King also described international efforts to promote human rights in North Korea. The United Nations Human Rights Council issued a landmark report on the situation there in 2014, and both the United Nations General Assembly and the Security Council have adopted resolutions condemning North Korea’s human rights record. King emphasized that “these statements of condemnation raise questions about the credibility and legitimacy of the North Korean government and help increase pressure from the world community.”

He stressed the importance of US participation in these efforts: “As Americans, our commitment to human rights defines who we are. The United States is committed to a set of principles, and it is important that our foreign policies reflect this commitment.” In addition, he pointed out that “pressure on human rights is one of the few ways the United States can foster change in North Korea, given that our military options are extremely limited.”

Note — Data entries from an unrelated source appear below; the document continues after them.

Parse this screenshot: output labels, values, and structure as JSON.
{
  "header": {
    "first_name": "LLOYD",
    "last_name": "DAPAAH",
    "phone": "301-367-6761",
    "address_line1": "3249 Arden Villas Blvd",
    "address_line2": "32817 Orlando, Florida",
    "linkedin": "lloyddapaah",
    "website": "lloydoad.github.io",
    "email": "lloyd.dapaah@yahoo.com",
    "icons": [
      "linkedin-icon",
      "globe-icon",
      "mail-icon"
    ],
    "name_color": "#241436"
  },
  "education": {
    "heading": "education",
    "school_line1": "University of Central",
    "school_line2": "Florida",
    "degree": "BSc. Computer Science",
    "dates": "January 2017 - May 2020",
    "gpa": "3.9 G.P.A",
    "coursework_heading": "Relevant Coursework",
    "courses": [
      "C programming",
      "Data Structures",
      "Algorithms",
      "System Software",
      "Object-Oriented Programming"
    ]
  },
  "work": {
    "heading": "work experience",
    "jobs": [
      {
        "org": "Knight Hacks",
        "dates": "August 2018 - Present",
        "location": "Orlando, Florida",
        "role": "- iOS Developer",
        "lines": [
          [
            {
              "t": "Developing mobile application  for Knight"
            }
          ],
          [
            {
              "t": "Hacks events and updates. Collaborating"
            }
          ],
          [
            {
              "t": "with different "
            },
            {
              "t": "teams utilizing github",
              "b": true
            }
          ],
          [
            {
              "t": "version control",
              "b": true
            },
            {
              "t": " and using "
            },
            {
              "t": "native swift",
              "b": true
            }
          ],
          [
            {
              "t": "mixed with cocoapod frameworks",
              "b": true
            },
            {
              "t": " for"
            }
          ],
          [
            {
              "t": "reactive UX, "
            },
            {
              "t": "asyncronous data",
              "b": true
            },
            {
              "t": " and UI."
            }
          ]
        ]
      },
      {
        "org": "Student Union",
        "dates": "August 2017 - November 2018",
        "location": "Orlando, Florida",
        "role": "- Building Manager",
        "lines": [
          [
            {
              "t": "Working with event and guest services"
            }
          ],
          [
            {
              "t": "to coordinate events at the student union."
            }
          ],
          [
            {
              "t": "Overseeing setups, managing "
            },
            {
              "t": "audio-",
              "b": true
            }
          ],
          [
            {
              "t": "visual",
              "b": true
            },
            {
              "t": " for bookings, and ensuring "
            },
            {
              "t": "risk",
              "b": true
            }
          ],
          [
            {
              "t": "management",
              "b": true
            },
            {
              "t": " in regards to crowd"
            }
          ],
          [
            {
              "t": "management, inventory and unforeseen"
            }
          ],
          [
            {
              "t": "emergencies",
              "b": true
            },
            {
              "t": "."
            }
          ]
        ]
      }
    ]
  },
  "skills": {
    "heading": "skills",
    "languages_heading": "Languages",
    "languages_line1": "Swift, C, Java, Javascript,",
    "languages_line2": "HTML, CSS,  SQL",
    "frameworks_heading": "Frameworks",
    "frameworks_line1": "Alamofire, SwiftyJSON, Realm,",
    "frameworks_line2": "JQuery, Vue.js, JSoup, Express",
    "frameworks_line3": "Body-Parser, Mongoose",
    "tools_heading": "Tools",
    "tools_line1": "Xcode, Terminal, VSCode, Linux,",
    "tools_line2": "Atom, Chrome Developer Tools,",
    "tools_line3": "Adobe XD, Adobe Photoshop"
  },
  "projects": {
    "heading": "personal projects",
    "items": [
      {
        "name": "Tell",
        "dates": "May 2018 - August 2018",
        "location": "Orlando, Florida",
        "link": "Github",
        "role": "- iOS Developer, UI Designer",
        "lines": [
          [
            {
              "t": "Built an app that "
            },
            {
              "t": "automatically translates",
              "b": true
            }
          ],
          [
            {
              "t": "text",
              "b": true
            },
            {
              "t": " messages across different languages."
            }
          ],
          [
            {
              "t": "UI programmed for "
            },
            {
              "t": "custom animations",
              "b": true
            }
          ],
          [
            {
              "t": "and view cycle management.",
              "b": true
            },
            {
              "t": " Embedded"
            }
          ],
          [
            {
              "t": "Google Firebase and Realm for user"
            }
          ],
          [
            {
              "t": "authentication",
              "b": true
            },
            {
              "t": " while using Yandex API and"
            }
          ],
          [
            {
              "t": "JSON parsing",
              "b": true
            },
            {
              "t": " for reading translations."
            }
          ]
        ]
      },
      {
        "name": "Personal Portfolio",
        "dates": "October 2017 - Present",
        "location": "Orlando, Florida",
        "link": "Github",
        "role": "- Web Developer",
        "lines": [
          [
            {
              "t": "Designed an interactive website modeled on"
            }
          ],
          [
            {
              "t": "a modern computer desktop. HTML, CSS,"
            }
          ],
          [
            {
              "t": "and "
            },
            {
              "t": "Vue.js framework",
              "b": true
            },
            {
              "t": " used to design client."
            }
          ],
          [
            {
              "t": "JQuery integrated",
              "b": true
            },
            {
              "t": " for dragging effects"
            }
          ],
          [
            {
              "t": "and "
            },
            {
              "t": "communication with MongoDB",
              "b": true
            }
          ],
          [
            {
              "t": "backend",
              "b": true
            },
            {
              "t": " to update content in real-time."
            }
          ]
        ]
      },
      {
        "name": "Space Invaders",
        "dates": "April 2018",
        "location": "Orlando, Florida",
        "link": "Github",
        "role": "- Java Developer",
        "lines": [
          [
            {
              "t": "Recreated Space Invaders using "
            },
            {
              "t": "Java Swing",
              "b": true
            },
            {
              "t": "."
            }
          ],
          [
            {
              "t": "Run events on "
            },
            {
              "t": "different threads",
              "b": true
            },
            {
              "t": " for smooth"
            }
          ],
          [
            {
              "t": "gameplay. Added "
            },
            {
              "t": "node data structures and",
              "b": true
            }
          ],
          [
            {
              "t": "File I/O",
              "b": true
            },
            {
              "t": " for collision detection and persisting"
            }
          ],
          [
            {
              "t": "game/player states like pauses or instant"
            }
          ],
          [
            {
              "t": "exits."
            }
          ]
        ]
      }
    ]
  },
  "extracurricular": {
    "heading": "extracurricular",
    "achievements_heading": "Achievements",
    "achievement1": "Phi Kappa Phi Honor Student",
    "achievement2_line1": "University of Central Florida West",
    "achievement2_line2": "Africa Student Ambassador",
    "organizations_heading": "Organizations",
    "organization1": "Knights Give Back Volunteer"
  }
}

Improving access to information is another option. One important way that the North Korean government stays in power is by tightly controlling access to information about the outside world. The United States, South Korea and other countries direct radio broadcasts to North Korea, and King said that “there is some evidence that as many as one-third of North Koreans may listen to foreign broadcasts.” He added that “South Korean ‘dramas,’ smuggled in through China on flash drives, seem to be particularly popular. These soap operas help contradict North Korean propaganda that South Koreans live in abject poverty.”

The United States has also supported efforts by North Koreans to leave the country. King said the number of defectors has dropped—from almost 3,000 to less than 1,500 per year— since 2012 when Kim Jong-un came to power and tightened restrictions at the Chinese border, where the vast majority of North Korean defectors leave the country. King stressed the importance of helping defectors because “they often maintain contact with family members back home and thus provide a good way to obtain information about conditions in the north and to send information to North Koreans about conditions in other countries.”

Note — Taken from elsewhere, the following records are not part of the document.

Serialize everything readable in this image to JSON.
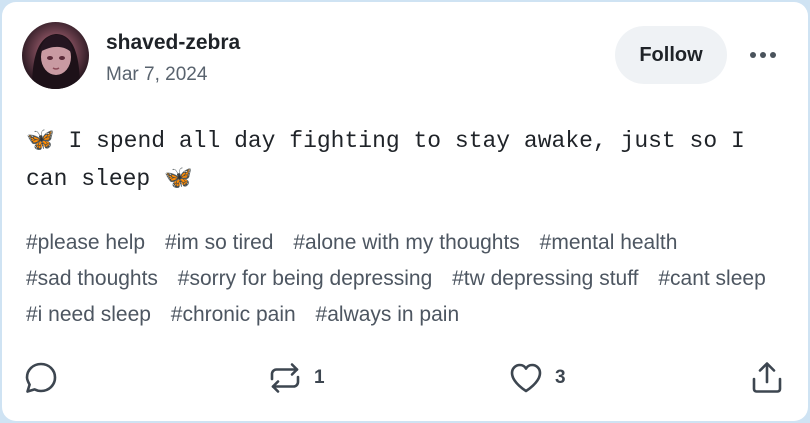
{
  "post": {
    "author": {
      "username": "shaved-zebra",
      "date": "Mar 7, 2024"
    },
    "follow_label": "Follow",
    "more_icon": "ellipsis-icon",
    "text": "🦋 I spend all day fighting to stay awake, just so I can sleep 🦋",
    "tags": [
      "#please help",
      "#im so tired",
      "#alone with my thoughts",
      "#mental health",
      "#sad thoughts",
      "#sorry for being depressing",
      "#tw depressing stuff",
      "#cant sleep",
      "#i need sleep",
      "#chronic pain",
      "#always in pain"
    ],
    "actions": {
      "reply_icon": "comment-icon",
      "repost_icon": "repost-icon",
      "repost_count": "1",
      "like_icon": "heart-icon",
      "like_count": "3",
      "share_icon": "share-icon"
    }
  },
  "colors": {
    "background": "#cfe3f3",
    "card": "#ffffff",
    "follow_button": "#eff2f5",
    "text": "#1f2328",
    "muted": "#59636e"
  }
}
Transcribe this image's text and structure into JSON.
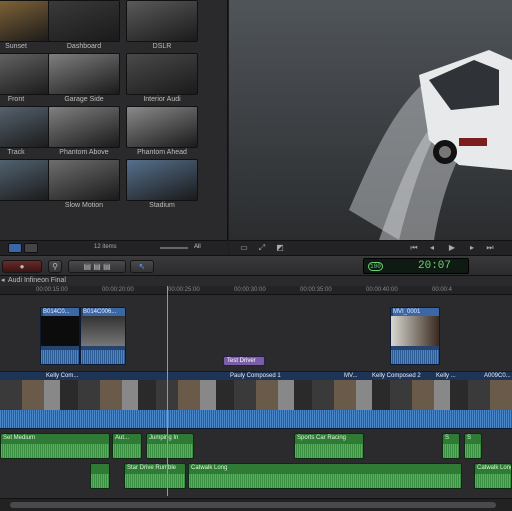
{
  "browser": {
    "clips": [
      {
        "label": "Sunset",
        "color": "#8a6a3a"
      },
      {
        "label": "Dashboard",
        "color": "#3a3a3a"
      },
      {
        "label": "DSLR",
        "color": "#5a5a5a"
      },
      {
        "label": "Front",
        "color": "#6a6a6a"
      },
      {
        "label": "Garage Side",
        "color": "#7f7f7f"
      },
      {
        "label": "Interior Audi",
        "color": "#4a4a4a"
      },
      {
        "label": "Track",
        "color": "#5c6a78"
      },
      {
        "label": "Phantom Above",
        "color": "#808080"
      },
      {
        "label": "Phantom Ahead",
        "color": "#8a8a8a"
      },
      {
        "label": "",
        "color": "#586a7a"
      },
      {
        "label": "Slow Motion",
        "color": "#6e6e6e"
      },
      {
        "label": "Stadium",
        "color": "#56708c"
      }
    ],
    "item_count": "12 items",
    "all_label": "All"
  },
  "timecode": "20:07",
  "timeline": {
    "project_name": "Audi Infineon Final",
    "ruler_ticks": [
      "00:00:15:00",
      "00:00:20:00",
      "00:00:25:00",
      "00:00:30:00",
      "00:00:35:00",
      "00:00:40:00",
      "00:00:4"
    ],
    "connected_clips": [
      "B014C0...",
      "B014C006...",
      "MVI_0001"
    ],
    "title_clip": "Test Driver",
    "primary_labels": [
      "Kelly Com...",
      "Pauly Composed 1",
      "MV...",
      "Kelly Composed 2",
      "Kelly ...",
      "A009C0..."
    ],
    "audio_labels": [
      "Set Medium",
      "Aut...",
      "Jumping In",
      "Sports Car Racing",
      "S",
      "S",
      "Star Drive Rumble",
      "Catwalk Long",
      "Catwalk Long"
    ]
  }
}
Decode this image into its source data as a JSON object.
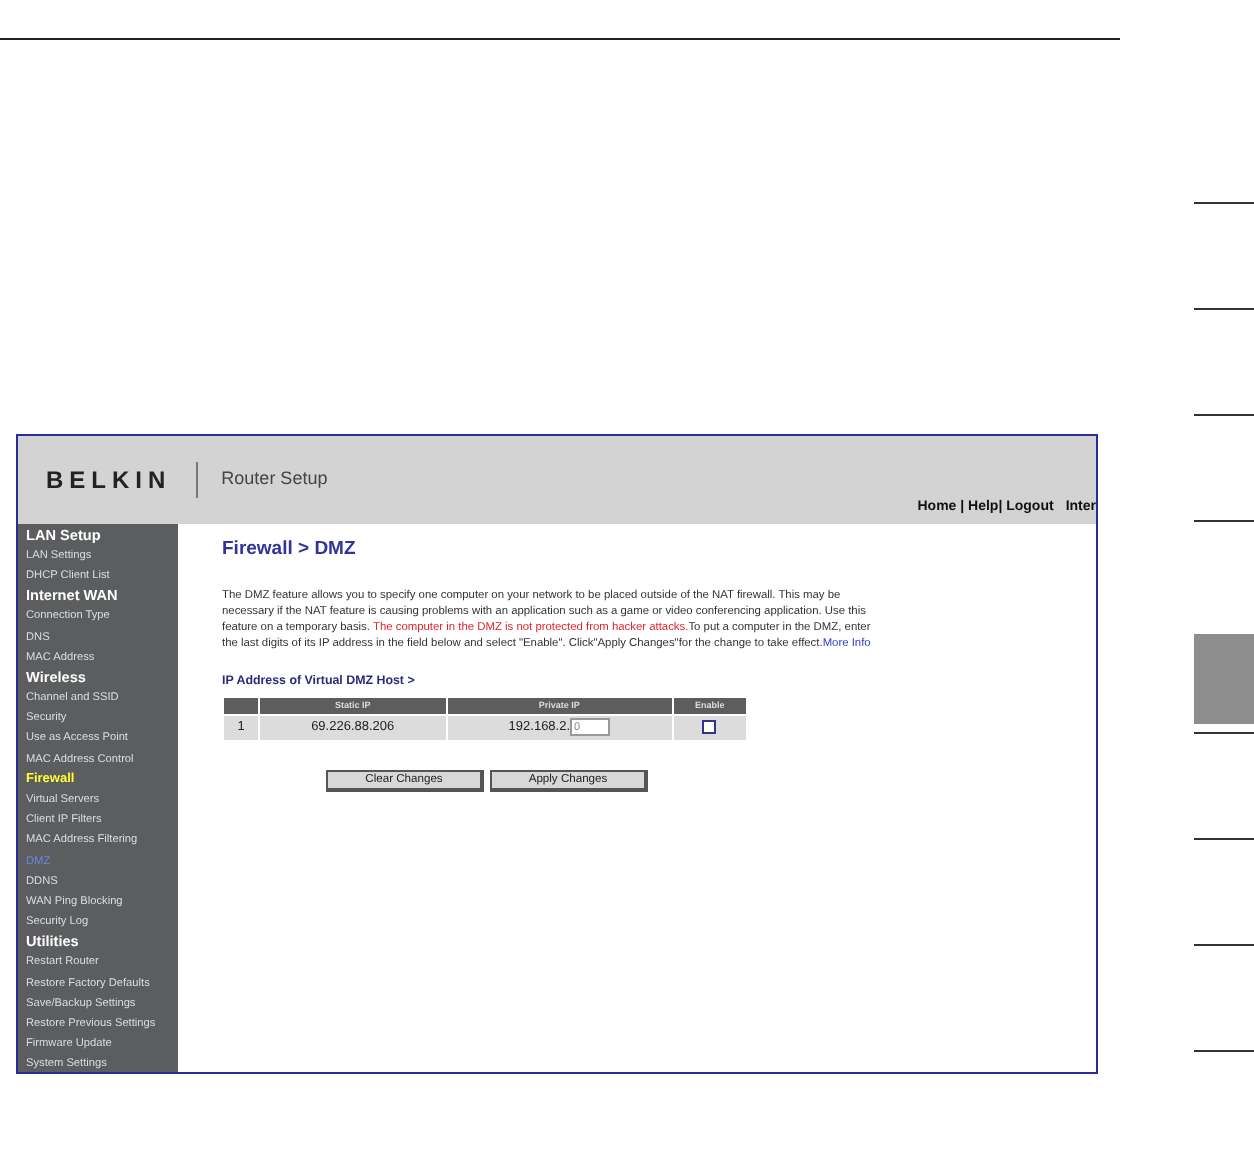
{
  "header": {
    "logo": "BELKIN",
    "title": "Router Setup",
    "links": "Home | Help| Logout",
    "cut_link": "Inter"
  },
  "sidebar": [
    {
      "title": "LAN Setup",
      "items": [
        {
          "label": "LAN Settings",
          "kind": "link",
          "selected": false
        },
        {
          "label": "DHCP Client List",
          "kind": "link",
          "selected": false
        }
      ]
    },
    {
      "title": "Internet WAN",
      "items": [
        {
          "label": "Connection Type",
          "kind": "link",
          "selected": false
        },
        {
          "label": "DNS",
          "kind": "link",
          "selected": false
        },
        {
          "label": "MAC Address",
          "kind": "link",
          "selected": false
        }
      ]
    },
    {
      "title": "Wireless",
      "items": [
        {
          "label": "Channel and SSID",
          "kind": "link",
          "selected": false
        },
        {
          "label": "Security",
          "kind": "link",
          "selected": false
        },
        {
          "label": "Use as Access Point",
          "kind": "link",
          "selected": false
        },
        {
          "label": "MAC Address Control",
          "kind": "link",
          "selected": false
        },
        {
          "label": "Firewall",
          "kind": "section",
          "selected": false
        },
        {
          "label": "Virtual Servers",
          "kind": "link",
          "selected": false
        },
        {
          "label": "Client IP Filters",
          "kind": "link",
          "selected": false
        },
        {
          "label": "MAC Address Filtering",
          "kind": "link",
          "selected": false
        },
        {
          "label": "DMZ",
          "kind": "link",
          "selected": true
        },
        {
          "label": "DDNS",
          "kind": "link",
          "selected": false
        },
        {
          "label": "WAN Ping Blocking",
          "kind": "link",
          "selected": false
        },
        {
          "label": "Security Log",
          "kind": "link",
          "selected": false
        }
      ]
    },
    {
      "title": "Utilities",
      "items": [
        {
          "label": "Restart Router",
          "kind": "link",
          "selected": false
        },
        {
          "label": "Restore Factory Defaults",
          "kind": "link",
          "selected": false
        },
        {
          "label": "Save/Backup Settings",
          "kind": "link",
          "selected": false
        },
        {
          "label": "Restore Previous Settings",
          "kind": "link",
          "selected": false
        },
        {
          "label": "Firmware Update",
          "kind": "link",
          "selected": false
        },
        {
          "label": "System Settings",
          "kind": "link",
          "selected": false
        }
      ]
    }
  ],
  "page_title": "Firewall > DMZ",
  "description": [
    {
      "kind": "text",
      "text": "The DMZ feature allows you to specify one computer on your network to be placed outside of the NAT firewall. This may be necessary if the NAT feature is causing problems with an application such as a game or video conferencing application. Use this feature on a temporary basis. "
    },
    {
      "kind": "warning",
      "text": "The computer in the DMZ is not protected from hacker attacks."
    },
    {
      "kind": "text",
      "text": "To put a computer in the DMZ, enter the last digits of its IP address in the field below and select \"Enable\". Click\"Apply Changes\"for the change to take effect."
    },
    {
      "kind": "link",
      "text": "More Info"
    }
  ],
  "section_title": "IP Address of Virtual DMZ Host >",
  "table": {
    "columns": [
      "Static IP",
      "Private IP",
      "Enable"
    ],
    "rows": [
      {
        "number": "1",
        "static_ip": "69.226.88.206",
        "private_prefix": "192.168.2.",
        "private_value": "0",
        "enabled": false
      }
    ]
  },
  "buttons": [
    "Clear Changes",
    "Apply Changes"
  ],
  "page_tabs": [
    {
      "selected": false
    },
    {
      "selected": false
    },
    {
      "selected": false
    },
    {
      "selected": false
    },
    {
      "selected": true
    },
    {
      "selected": false
    },
    {
      "selected": false
    },
    {
      "selected": false
    },
    {
      "selected": false
    }
  ]
}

By contrast, “American tourism to North Korea provides little benefit to the United States,” according to King. “It gives travelers the right to boast that they have visited the ‘hermit kingdom,’ but little else. Tourism to the north is not cheap, and tourism revenues are used for nuclear and missile programs and to purchase luxuries for the leadership.”

Another serious downside of tourism is the risk that American citizens will be detained and held by the North Korean regime. The case of Otto Warmbier, the American college student who was detained for 17 months and died within days of his release, brought the seriousness of this risk to public attention. “There is little evidence that the regime detains Americans just to hold hostages, although release of detained Americans has been linked to senior-level Americans visiting the north,” King said.

King stressed the importance of “engaging with North Korea by keeping up the pressure on human rights and providing humanitarian assistance where possible. If assistance programs can be designed and implemented in ways to prevent resources from being diverted to users other than the intended beneficiaries, humanitarian engagement has positive benefits.”

“In today’s dangerous climate, we ought to use every option available to engage North Korea in a positive way,” he concluded. “Human rights advocacy and humanitarian engagement stand out among the very limited options available to the United States. Equally important, pursuing human rights and encouraging private humanitarian assistance mean standing up for the values that are so fundamental to Americans’ view of the world.”